Hilbert Morales / EL OBSERVADOR

Author Jane Mayer’s book “DARK MONEY, The Hidden Story of the Billionaires Behind the Rise of the Radical Right” took five years of investigative journalism. Anyone who wants to know how a small group of billionaires whose ideology calls for “lower taxes, a free market economy, less monitoring and regulation by a small government whose purpose is to provide safety and security and establish property ownership rights.” This group began meeting during the 1970’s at the invitation of the Koch brothers. Their first assembly attracted only 15 participants; their most recent assembly was attended by more than 400 ultra-wealthy individuals. Their focus is on retaining their power and influence by using their resources, especially money, to get what they want.

The “Citizens United” Supreme Court decision established the right of corporations to exercise their free speech using money.

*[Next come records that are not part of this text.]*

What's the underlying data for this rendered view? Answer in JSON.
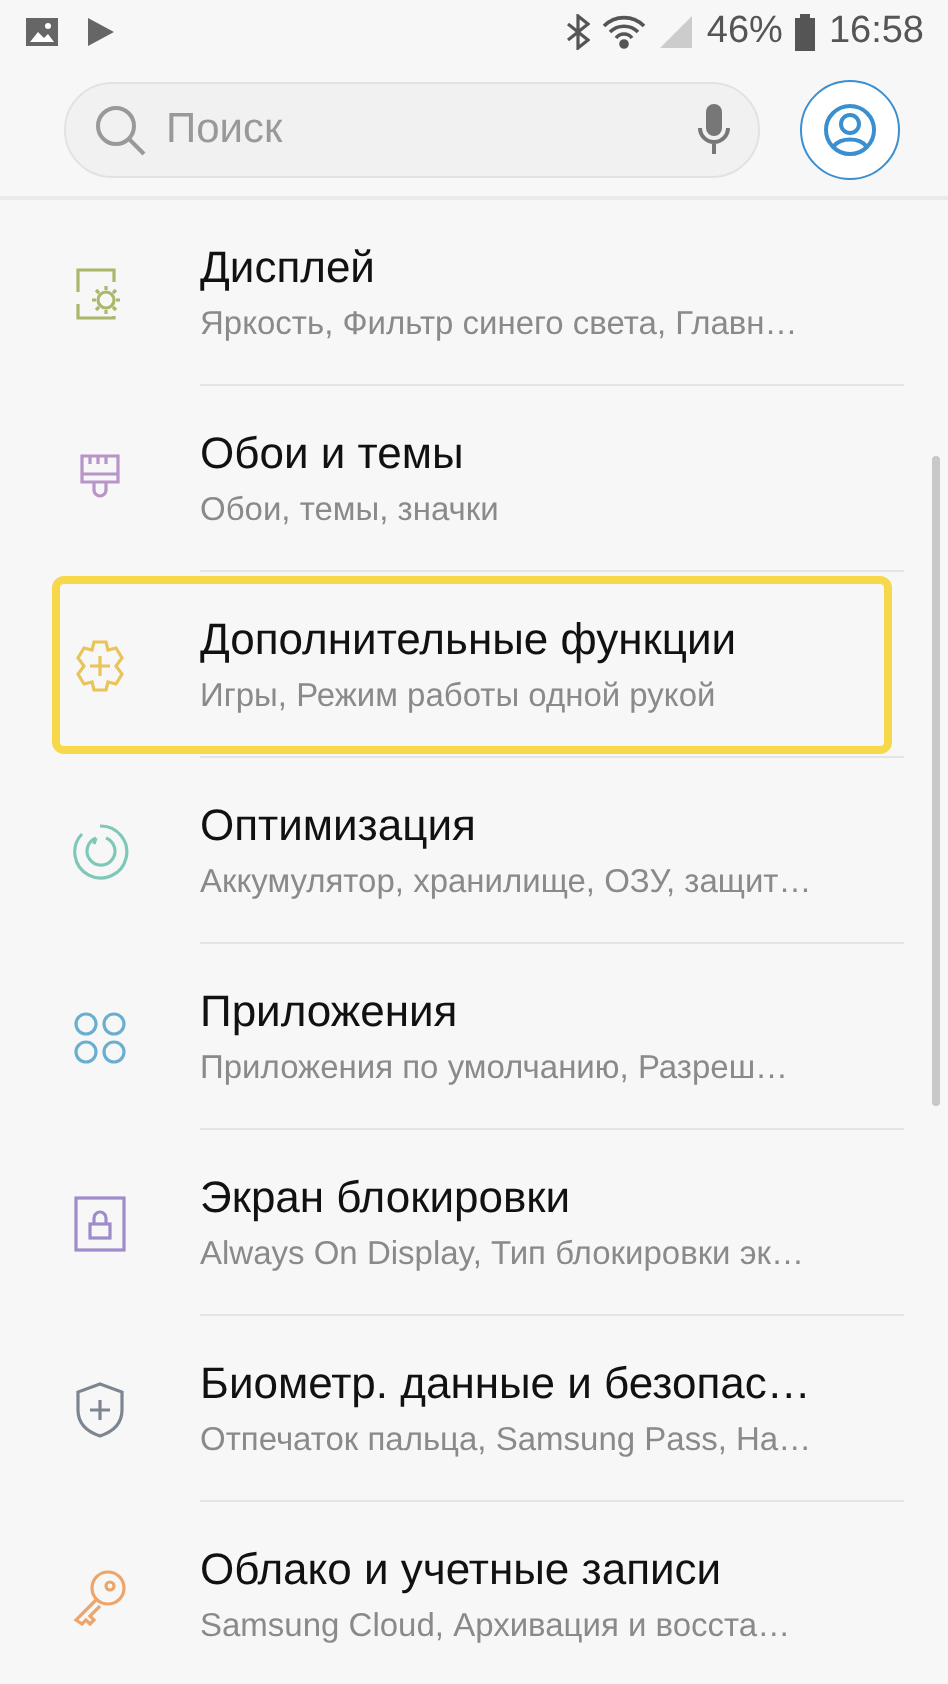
{
  "status_bar": {
    "battery_text": "46%",
    "time": "16:58"
  },
  "search": {
    "placeholder": "Поиск"
  },
  "items": [
    {
      "kind": "display",
      "color": "#a9b86a",
      "title": "Дисплей",
      "subtitle": "Яркость, Фильтр синего света, Главн…",
      "selected": false
    },
    {
      "kind": "brush",
      "color": "#b894c8",
      "title": "Обои и темы",
      "subtitle": "Обои, темы, значки",
      "selected": false
    },
    {
      "kind": "gear",
      "color": "#e8c45a",
      "title": "Дополнительные функции",
      "subtitle": "Игры, Режим работы одной рукой",
      "selected": true
    },
    {
      "kind": "refresh",
      "color": "#7fc7b8",
      "title": "Оптимизация",
      "subtitle": "Аккумулятор, хранилище, ОЗУ, защит…",
      "selected": false
    },
    {
      "kind": "apps",
      "color": "#6aaed0",
      "title": "Приложения",
      "subtitle": "Приложения по умолчанию, Разреш…",
      "selected": false
    },
    {
      "kind": "lock",
      "color": "#9d8cc9",
      "title": "Экран блокировки",
      "subtitle": "Always On Display, Тип блокировки эк…",
      "selected": false
    },
    {
      "kind": "shield",
      "color": "#7d8690",
      "title": "Биометр. данные и безопас…",
      "subtitle": "Отпечаток пальца, Samsung Pass, На…",
      "selected": false
    },
    {
      "kind": "key",
      "color": "#eea56a",
      "title": "Облако и учетные записи",
      "subtitle": "Samsung Cloud, Архивация и восста…",
      "selected": false
    }
  ]
}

This case was financed by wealthy donors (including Charles Koch) who had funded the “Institute for Justice”. Recent 2016 reports establish that $866 million was raised from a small group of billionaires whose goal is to ensure that their special interests continue to be influential and profitable.

“A small number of people with massive resources (money) have orchestrated, manipulated, and exploited the 2008 economic recession for their own purposes.”

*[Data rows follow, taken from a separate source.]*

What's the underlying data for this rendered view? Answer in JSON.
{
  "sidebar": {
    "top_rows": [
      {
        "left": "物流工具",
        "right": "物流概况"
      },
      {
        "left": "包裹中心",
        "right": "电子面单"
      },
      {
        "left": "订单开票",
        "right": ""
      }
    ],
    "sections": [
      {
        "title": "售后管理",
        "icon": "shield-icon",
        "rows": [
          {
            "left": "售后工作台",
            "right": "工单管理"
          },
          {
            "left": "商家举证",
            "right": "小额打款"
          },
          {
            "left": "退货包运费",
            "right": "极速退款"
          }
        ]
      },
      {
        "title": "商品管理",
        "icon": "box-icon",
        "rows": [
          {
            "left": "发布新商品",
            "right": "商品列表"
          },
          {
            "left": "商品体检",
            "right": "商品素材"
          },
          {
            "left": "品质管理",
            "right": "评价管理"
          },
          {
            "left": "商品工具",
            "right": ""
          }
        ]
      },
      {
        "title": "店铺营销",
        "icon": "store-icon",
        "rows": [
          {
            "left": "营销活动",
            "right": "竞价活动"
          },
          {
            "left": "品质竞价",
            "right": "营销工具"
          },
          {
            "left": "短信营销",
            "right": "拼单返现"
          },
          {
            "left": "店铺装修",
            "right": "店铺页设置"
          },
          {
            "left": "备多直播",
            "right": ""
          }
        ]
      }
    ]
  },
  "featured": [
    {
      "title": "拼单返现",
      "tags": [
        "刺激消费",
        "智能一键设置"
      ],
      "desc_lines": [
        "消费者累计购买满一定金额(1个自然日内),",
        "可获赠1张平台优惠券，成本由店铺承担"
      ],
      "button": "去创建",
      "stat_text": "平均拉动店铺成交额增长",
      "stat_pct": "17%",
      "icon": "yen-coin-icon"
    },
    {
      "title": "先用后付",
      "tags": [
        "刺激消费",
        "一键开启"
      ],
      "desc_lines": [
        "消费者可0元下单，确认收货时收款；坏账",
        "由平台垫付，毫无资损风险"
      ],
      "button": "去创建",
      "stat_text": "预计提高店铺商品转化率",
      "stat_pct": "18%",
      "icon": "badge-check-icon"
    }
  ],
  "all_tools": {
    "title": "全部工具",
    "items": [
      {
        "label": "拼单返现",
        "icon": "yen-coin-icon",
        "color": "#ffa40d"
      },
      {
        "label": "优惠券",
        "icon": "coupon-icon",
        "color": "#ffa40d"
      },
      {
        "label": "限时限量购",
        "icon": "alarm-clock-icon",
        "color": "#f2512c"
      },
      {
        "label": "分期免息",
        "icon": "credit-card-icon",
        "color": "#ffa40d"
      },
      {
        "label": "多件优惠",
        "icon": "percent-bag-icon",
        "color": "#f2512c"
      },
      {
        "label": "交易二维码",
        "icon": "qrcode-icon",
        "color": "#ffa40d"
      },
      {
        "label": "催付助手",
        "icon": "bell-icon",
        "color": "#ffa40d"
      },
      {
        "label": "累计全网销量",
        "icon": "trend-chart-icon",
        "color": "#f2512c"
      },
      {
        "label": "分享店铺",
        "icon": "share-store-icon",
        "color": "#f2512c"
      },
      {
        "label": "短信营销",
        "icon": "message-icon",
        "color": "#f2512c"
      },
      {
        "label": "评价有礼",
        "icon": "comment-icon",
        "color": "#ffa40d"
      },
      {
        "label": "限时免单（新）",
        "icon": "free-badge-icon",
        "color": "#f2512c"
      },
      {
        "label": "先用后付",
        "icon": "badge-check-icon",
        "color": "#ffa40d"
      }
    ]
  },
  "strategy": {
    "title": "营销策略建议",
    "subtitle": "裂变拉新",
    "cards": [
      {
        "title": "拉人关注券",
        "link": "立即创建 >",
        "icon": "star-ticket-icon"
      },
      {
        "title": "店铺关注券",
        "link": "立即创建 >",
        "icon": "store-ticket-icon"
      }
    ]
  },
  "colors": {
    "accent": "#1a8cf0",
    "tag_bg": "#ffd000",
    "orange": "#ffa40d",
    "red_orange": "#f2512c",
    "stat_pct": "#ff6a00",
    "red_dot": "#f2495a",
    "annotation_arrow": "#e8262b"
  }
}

“Why is America living in an age of profound economic inequality? Why, despite the need to address climate change, have modest environmental efforts been defeated again and again? Why have protection for employees been decimated? Why do hedge-fund billionaires pay a far lower tax rate than middle class workers? Jane Mayer, in ‘Dark Money’, meticulously records the history about a network of exceedingly wealthy people with extremely libertarian views, who bankrolled a systematic, step-by-step plan to fundamentally change the American political system. This network has brought together some of the wealthiest people on the planet. Their core beliefs are in a ‘free market system’’’; that taxes are a form of tyranny; and that government oversight of business is an assault on freedom. These beliefs are sincerely held, but these same beliefs also advance their personal and corporate special interests and profits.

Many of their companies have run afoul of EPA (Environmental Protection Agency), worker safety, securities and tax laws.

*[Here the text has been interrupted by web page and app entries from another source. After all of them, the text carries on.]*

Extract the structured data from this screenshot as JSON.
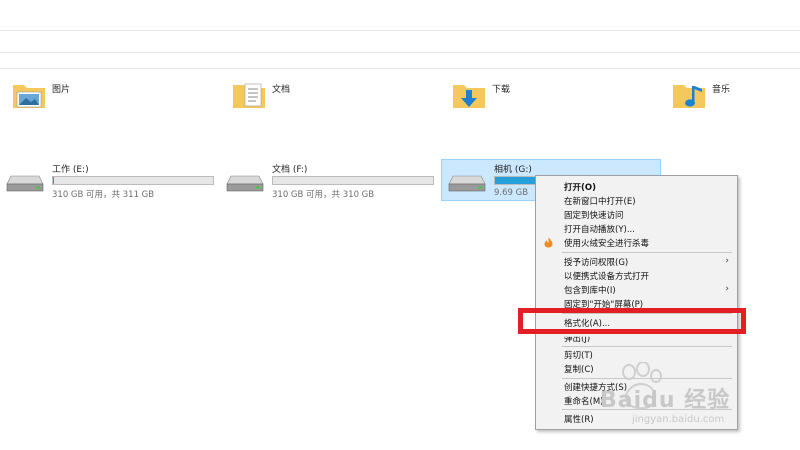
{
  "folders": [
    {
      "label": "图片",
      "icon": "pictures-folder-icon"
    },
    {
      "label": "文档",
      "icon": "documents-folder-icon"
    },
    {
      "label": "下载",
      "icon": "downloads-folder-icon"
    },
    {
      "label": "音乐",
      "icon": "music-folder-icon"
    }
  ],
  "drives": [
    {
      "name": "工作 (E:)",
      "capacity": "310 GB 可用，共 311 GB",
      "used_fraction": 0.003,
      "selected": false
    },
    {
      "name": "文档 (F:)",
      "capacity": "310 GB 可用，共 310 GB",
      "used_fraction": 0.0,
      "selected": false
    },
    {
      "name": "相机 (G:)",
      "capacity": "9.69 GB",
      "used_fraction": 0.25,
      "selected": true
    }
  ],
  "menu": {
    "open": "打开(O)",
    "open_new_window": "在新窗口中打开(E)",
    "pin_quick_access": "固定到快速访问",
    "open_autoplay": "打开自动播放(Y)...",
    "scan_huorong": "使用火绒安全进行杀毒",
    "grant_access": "授予访问权限(G)",
    "open_as_portable": "以便携式设备方式打开",
    "include_in_library": "包含到库中(I)",
    "pin_to_start": "固定到\"开始\"屏幕(P)",
    "format": "格式化(A)...",
    "eject": "弹出(J)",
    "cut": "剪切(T)",
    "copy": "复制(C)",
    "create_shortcut": "创建快捷方式(S)",
    "rename": "重命名(M)",
    "properties": "属性(R)"
  },
  "watermark": {
    "brand": "Baidu 经验",
    "url": "jingyan.baidu.com"
  },
  "colors": {
    "highlight_box": "#e31e24",
    "selection": "#cce8ff",
    "drive_bar": "#26a0da",
    "folder": "#f5c85d"
  }
}
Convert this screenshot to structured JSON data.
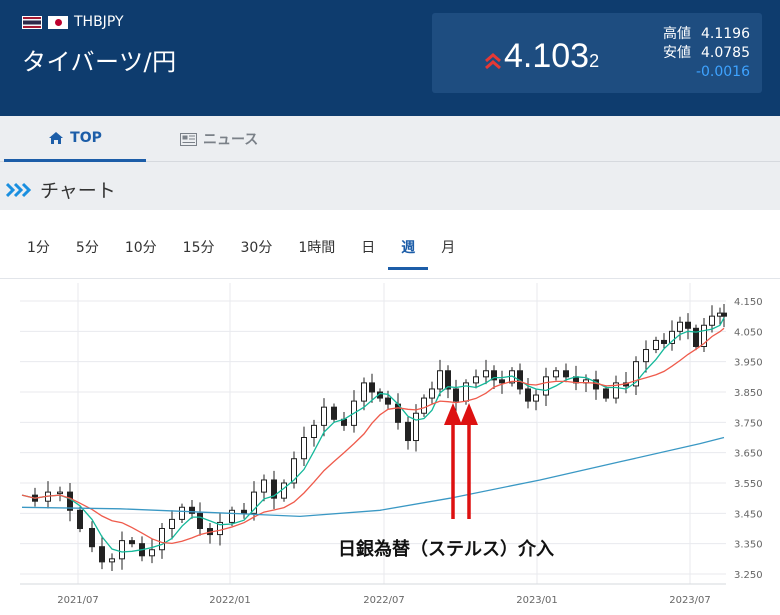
{
  "header": {
    "symbol": "THBJPY",
    "name": "タイバーツ/円",
    "price_main": "4.103",
    "price_small": "2",
    "high_label": "高値",
    "high_value": "4.1196",
    "low_label": "安値",
    "low_value": "4.0785",
    "change": "-0.0016",
    "colors": {
      "header_bg": "#0e3c6e",
      "up_arrow": "#e53935",
      "change": "#3ea3ff"
    }
  },
  "tabs": [
    {
      "label": "TOP",
      "icon": "home-icon",
      "active": true
    },
    {
      "label": "ニュース",
      "icon": "news-icon",
      "active": false
    }
  ],
  "section": {
    "title": "チャート",
    "icon": "chevrons-right-icon"
  },
  "periods": [
    "1分",
    "5分",
    "10分",
    "15分",
    "30分",
    "1時間",
    "日",
    "週",
    "月"
  ],
  "active_period": "週",
  "chart_data": {
    "type": "candlestick",
    "y_ticks": [
      "4.150",
      "4.050",
      "3.950",
      "3.850",
      "3.750",
      "3.650",
      "3.550",
      "3.450",
      "3.350",
      "3.250"
    ],
    "x_ticks": [
      "2021/07",
      "2022/01",
      "2022/07",
      "2023/01",
      "2023/07"
    ],
    "ylim": [
      3.22,
      4.18
    ],
    "annotation": "日銀為替（ステルス）介入",
    "ma_colors": {
      "short": "#14b89a",
      "mid": "#ef5b4c",
      "long": "#3a98c4"
    },
    "candle_color": "#222222",
    "annotation_color": "#dd1111"
  }
}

The chief figures in this network are Charles and David Koch, whose father made his fortune in part by building oil refineries in Stalin’s Russia and Hitler’s Nazi Germany. The Koch patriarch was later a founder of the John Birch Society, whose beliefs were so radical, it believed that Dwight Eisenhower was a communist. The two brothers were schooled in a political philosophy that the only role of government is to provide security and to enforce property rights.

When these libertarian ideas proved to be unpopular with American voters, the Koch brothers and their allies chose another path. If they pooled their vast resources, they could fund an interlocking array of organizations (many of which are ‘non-profits’) that could work in tandem to influence the U.S. Congress; ultimately control academic institutions; think tanks; the courts; state legislatures; and the U.S. Presidency. Richard Mellon Scaife, a banking and oil fortune heir, had the brilliant insight that most of their programs and political activities could be written off as “Tax-deductible philanthropy.” These organizations were often given innocuous names such as ‘Americans for Prosperity’. Their funding sources were hidden whenever possible. This process reached its peak with the allegedly populist Tea Party movement; mightily assisted by the Citizens United (Supreme Court) decision. This case was conceived of by legal advocates (Institute for Justice) funded by the network. The political operatives and network employs are disciplined, smart, and at times ruthless.

Jane Mayer has documented instances in which people affiliated with these groups hired private detectives to impugn whistle-blowers, journalists, and even government investigators. And their efforts have been remarkably successful. Libertarian views on taxes and regulations, once far outside the mainstream and still rejected by most Americans, are making gains in the majority of state governments, the Supreme Court and Congress. Meaningful environmental, labor, financial and tax reform have been stymied.

In a tight and utterly convincing narrative Mayer traces the byzantine trail of the billions of dollars spent. She provides (us) with vivid portraits of the colorful figures behind (this) new American oligarchy. “DARK MONEY” is a book that must be read by anyone who cares about the future of American Democracy.”

“DARK MONEY” presents high quality historic factual information which tells us how ultra conservatives think and influence outcomes. All Americans, especially ethnic peoples of color, need to understand that these network individuals want to have things their way.

The only way to ‘push back’ is for all citizens to register to vote; understand what is at stake; and then vote in your own best interests. This is especially true for Latino voters. If we want equity in the near future, Latino votes must count. Influence and power are not given up without public demands.